### Material for this exercise
--

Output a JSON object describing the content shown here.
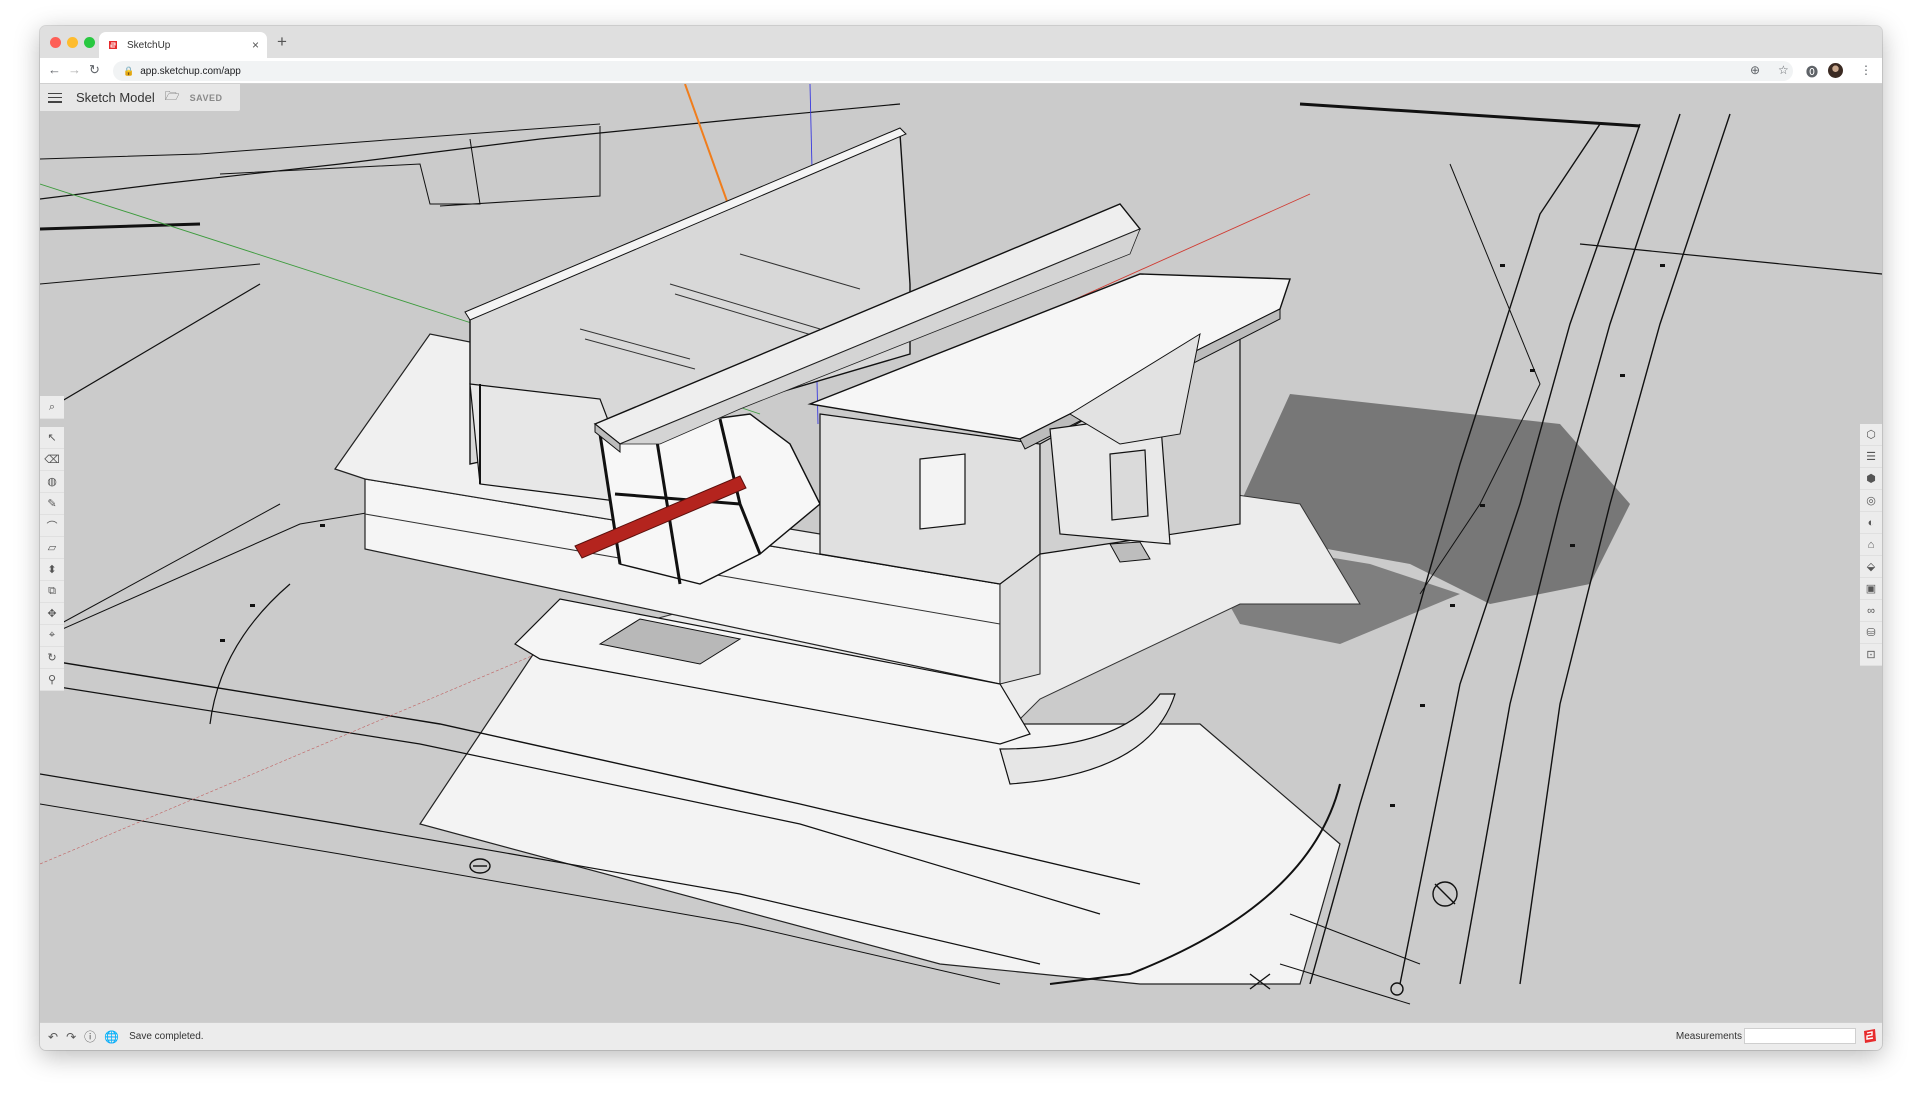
{
  "browser": {
    "tab_title": "SketchUp",
    "tab_close": "×",
    "new_tab": "+",
    "url": "app.sketchup.com/app",
    "nav": {
      "back": "←",
      "forward": "→",
      "reload": "↻"
    }
  },
  "app": {
    "model_name": "Sketch Model",
    "save_state": "SAVED"
  },
  "toolbar_left": [
    {
      "icon": "search-icon",
      "glyph": "⌕"
    },
    {
      "icon": "select-arrow-icon",
      "glyph": "↖"
    },
    {
      "icon": "eraser-icon",
      "glyph": "⌫"
    },
    {
      "icon": "paint-bucket-icon",
      "glyph": "◍"
    },
    {
      "icon": "pencil-icon",
      "glyph": "✎"
    },
    {
      "icon": "arc-icon",
      "glyph": "⌒"
    },
    {
      "icon": "rectangle-icon",
      "glyph": "▱"
    },
    {
      "icon": "push-pull-icon",
      "glyph": "⬍"
    },
    {
      "icon": "offset-icon",
      "glyph": "⧉"
    },
    {
      "icon": "move-icon",
      "glyph": "✥"
    },
    {
      "icon": "tape-measure-icon",
      "glyph": "⌖"
    },
    {
      "icon": "orbit-icon",
      "glyph": "↻"
    },
    {
      "icon": "walk-icon",
      "glyph": "⚲"
    }
  ],
  "toolbar_right": [
    {
      "icon": "entity-info-icon",
      "glyph": "⬡"
    },
    {
      "icon": "instructor-icon",
      "glyph": "☰"
    },
    {
      "icon": "components-icon",
      "glyph": "⬢"
    },
    {
      "icon": "materials-icon",
      "glyph": "◎"
    },
    {
      "icon": "styles-icon",
      "glyph": "◐"
    },
    {
      "icon": "tags-icon",
      "glyph": "⌂"
    },
    {
      "icon": "scenes-icon",
      "glyph": "⬙"
    },
    {
      "icon": "shadows-icon",
      "glyph": "▣"
    },
    {
      "icon": "display-icon",
      "glyph": "∞"
    },
    {
      "icon": "outliner-icon",
      "glyph": "⛁"
    },
    {
      "icon": "solar-icon",
      "glyph": "⊡"
    }
  ],
  "statusbar": {
    "message": "Save completed.",
    "measurements_label": "Measurements",
    "measurements_value": ""
  },
  "colors": {
    "viewport_bg": "#cbcbcb",
    "axis_red": "#d03b32",
    "axis_green": "#3c9b3c",
    "axis_blue": "#3a3adf",
    "guide_orange": "#f07d1c",
    "selected_beam": "#b4241e",
    "logo_red": "#e72b2d"
  }
}
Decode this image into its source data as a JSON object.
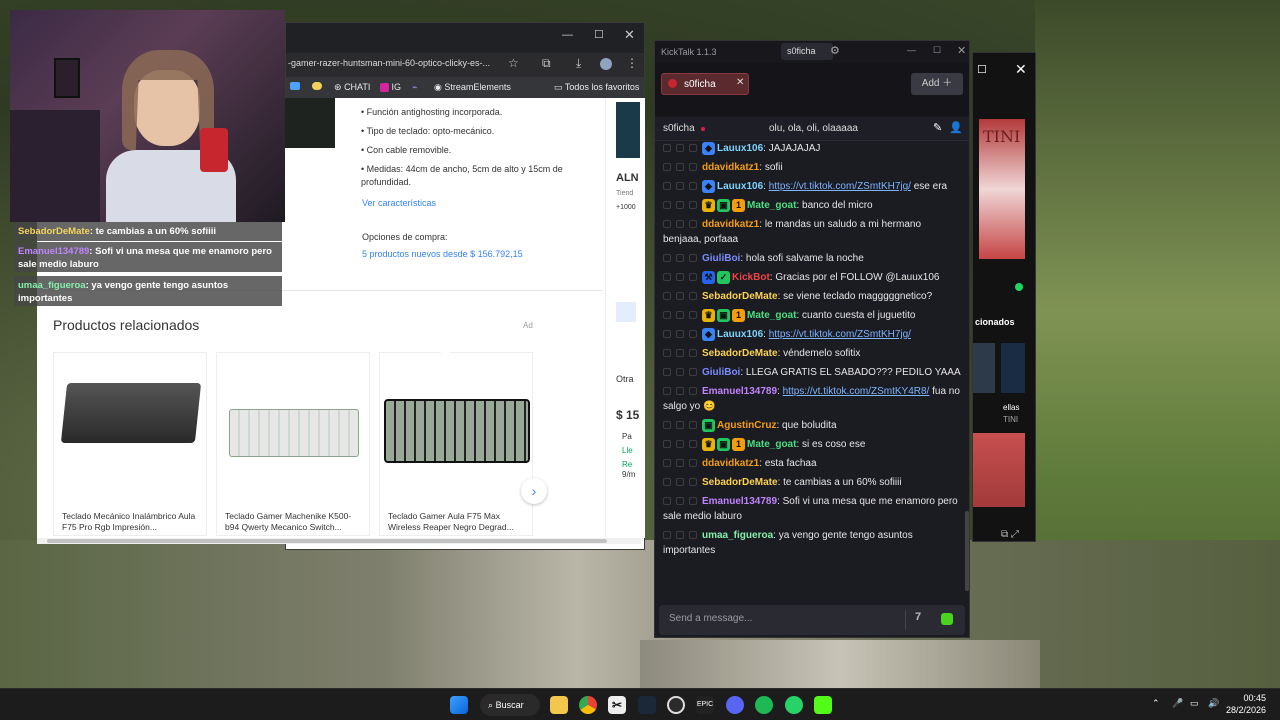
{
  "browser": {
    "url": "-gamer-razer-huntsman-mini-60-optico-clicky-es-...",
    "bookmarks": [
      "CHATI",
      "IG",
      "StreamElements",
      "Todos los favoritos"
    ],
    "features": [
      "Función antighosting incorporada.",
      "Tipo de teclado: opto-mecánico.",
      "Con cable removible.",
      "Medidas: 44cm de ancho, 5cm de alto y 15cm de profundidad."
    ],
    "ver_caracteristicas": "Ver características",
    "opciones_label": "Opciones de compra:",
    "opciones_link": "5 productos nuevos desde $ 156.792,15",
    "related_title": "Productos relacionados",
    "ad_label": "Ad",
    "products": [
      {
        "name": "Teclado Mecánico Inalámbrico Aula F75 Pro Rgb Impresión..."
      },
      {
        "name": "Teclado Gamer Machenike K500-b94 Qwerty Mecanico Switch..."
      },
      {
        "name": "Teclado Gamer Aula F75 Max Wireless Reaper Negro Degrad..."
      }
    ],
    "side_texts": [
      "ALN",
      "Tiend",
      "+1000",
      "Otra",
      "$ 15",
      "Pa",
      "Lle",
      "Re",
      "9/m"
    ]
  },
  "overlay": [
    {
      "user": "SebadorDeMate",
      "text": "te cambias a un 60% sofiiii",
      "color": "#f4d35e"
    },
    {
      "user": "Emanuel134789",
      "text": "Sofi vi una mesa que me enamoro pero sale medio laburo",
      "color": "#c084fc"
    },
    {
      "user": "umaa_figueroa",
      "text": "ya vengo gente tengo asuntos importantes",
      "color": "#86efac"
    }
  ],
  "kicktalk": {
    "app_title": "KickTalk 1.1.3",
    "channel_tab_title": "s0ficha",
    "tab_name": "s0ficha",
    "add_label": "Add",
    "header_channel": "s0ficha",
    "header_message": "olu, ola, oli, olaaaaa",
    "input_placeholder": "Send a message...",
    "messages": [
      {
        "user": "Lauux106",
        "color": "#7dd3fc",
        "badges": [
          "sub"
        ],
        "text": "JAJAJAJAJ",
        "link": ""
      },
      {
        "user": "ddavidkatz1",
        "color": "#f59e0b",
        "badges": [],
        "text": "sofii",
        "link": ""
      },
      {
        "user": "Lauux106",
        "color": "#7dd3fc",
        "badges": [
          "sub"
        ],
        "text": " ese era",
        "link": "https://vt.tiktok.com/ZSmtKH7jg/"
      },
      {
        "user": "Mate_goat",
        "color": "#4ade80",
        "badges": [
          "crown",
          "og",
          "one"
        ],
        "text": "banco del micro",
        "link": ""
      },
      {
        "user": "ddavidkatz1",
        "color": "#f59e0b",
        "badges": [],
        "text": "le mandas un saludo a mi hermano benjaaa, porfaaa",
        "link": ""
      },
      {
        "user": "GiuliBoi",
        "color": "#7c8cff",
        "badges": [],
        "text": "hola sofi salvame la noche",
        "link": ""
      },
      {
        "user": "KickBot",
        "color": "#ef4444",
        "badges": [
          "bot",
          "verified"
        ],
        "text": "Gracias por el FOLLOW @Lauux106",
        "link": ""
      },
      {
        "user": "SebadorDeMate",
        "color": "#fcd34d",
        "badges": [],
        "text": "se viene teclado magggggnetico?",
        "link": ""
      },
      {
        "user": "Mate_goat",
        "color": "#4ade80",
        "badges": [
          "crown",
          "og",
          "one"
        ],
        "text": "cuanto cuesta el juguetito",
        "link": ""
      },
      {
        "user": "Lauux106",
        "color": "#7dd3fc",
        "badges": [
          "sub"
        ],
        "text": "",
        "link": "https://vt.tiktok.com/ZSmtKH7jg/"
      },
      {
        "user": "SebadorDeMate",
        "color": "#fcd34d",
        "badges": [],
        "text": "véndemelo sofitix",
        "link": ""
      },
      {
        "user": "GiuliBoi",
        "color": "#7c8cff",
        "badges": [],
        "text": "LLEGA GRATIS EL SABADO??? PEDILO YAAA",
        "link": ""
      },
      {
        "user": "Emanuel134789",
        "color": "#c084fc",
        "badges": [],
        "text": " fua no salgo yo 😊",
        "link": "https://vt.tiktok.com/ZSmtKY4R8/"
      },
      {
        "user": "AgustinCruz",
        "color": "#f59e0b",
        "badges": [
          "og"
        ],
        "text": "que boludita",
        "link": ""
      },
      {
        "user": "Mate_goat",
        "color": "#4ade80",
        "badges": [
          "crown",
          "og",
          "one"
        ],
        "text": "si es coso ese",
        "link": ""
      },
      {
        "user": "ddavidkatz1",
        "color": "#f59e0b",
        "badges": [],
        "text": "esta fachaa",
        "link": ""
      },
      {
        "user": "SebadorDeMate",
        "color": "#fcd34d",
        "badges": [],
        "text": "te cambias a un 60% sofiiii",
        "link": ""
      },
      {
        "user": "Emanuel134789",
        "color": "#c084fc",
        "badges": [],
        "text": "Sofi vi una mesa que me enamoro pero sale medio laburo",
        "link": ""
      },
      {
        "user": "umaa_figueroa",
        "color": "#86efac",
        "badges": [],
        "text": "ya vengo gente tengo asuntos importantes",
        "link": ""
      }
    ]
  },
  "right_window": {
    "title_fragment": "TINI",
    "section": "cionados",
    "item_title": "ellas",
    "item_sub": "TINI"
  },
  "taskbar": {
    "search_label": "Buscar",
    "time": "00:45",
    "date": "28/2/2026"
  }
}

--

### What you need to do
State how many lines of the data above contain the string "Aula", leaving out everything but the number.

### Written reply
2